***** DATA UNDER STUDY
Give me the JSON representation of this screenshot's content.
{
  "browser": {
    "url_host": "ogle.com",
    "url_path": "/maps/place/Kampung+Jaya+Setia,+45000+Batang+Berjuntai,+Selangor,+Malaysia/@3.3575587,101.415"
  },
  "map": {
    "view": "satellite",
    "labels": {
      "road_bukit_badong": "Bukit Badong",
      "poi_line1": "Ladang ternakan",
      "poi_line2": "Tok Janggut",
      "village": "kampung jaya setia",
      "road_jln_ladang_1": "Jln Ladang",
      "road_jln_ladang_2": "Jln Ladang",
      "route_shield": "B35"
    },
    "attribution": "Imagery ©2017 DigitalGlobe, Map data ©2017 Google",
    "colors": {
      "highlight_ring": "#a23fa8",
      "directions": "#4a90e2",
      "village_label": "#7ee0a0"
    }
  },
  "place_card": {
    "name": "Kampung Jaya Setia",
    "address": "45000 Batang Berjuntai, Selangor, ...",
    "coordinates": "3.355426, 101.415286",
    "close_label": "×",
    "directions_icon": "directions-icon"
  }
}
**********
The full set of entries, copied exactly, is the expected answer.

» **RESULT FOR THIS TASK**:
Give me the JSON representation of this screenshot's content.
{
  "browser": {
    "url_host": "ogle.com",
    "url_path": "/maps/place/Kampung+Jaya+Setia,+45000+Batang+Berjuntai,+Selangor,+Malaysia/@3.3575587,101.415"
  },
  "map": {
    "view": "satellite",
    "labels": {
      "road_bukit_badong": "Bukit Badong",
      "poi_line1": "Ladang ternakan",
      "poi_line2": "Tok Janggut",
      "village": "kampung jaya setia",
      "road_jln_ladang_1": "Jln Ladang",
      "road_jln_ladang_2": "Jln Ladang",
      "route_shield": "B35"
    },
    "attribution": "Imagery ©2017 DigitalGlobe, Map data ©2017 Google",
    "colors": {
      "highlight_ring": "#a23fa8",
      "directions": "#4a90e2",
      "village_label": "#7ee0a0"
    }
  },
  "place_card": {
    "name": "Kampung Jaya Setia",
    "address": "45000 Batang Berjuntai, Selangor, ...",
    "coordinates": "3.355426, 101.415286",
    "close_label": "×",
    "directions_icon": "directions-icon"
  }
}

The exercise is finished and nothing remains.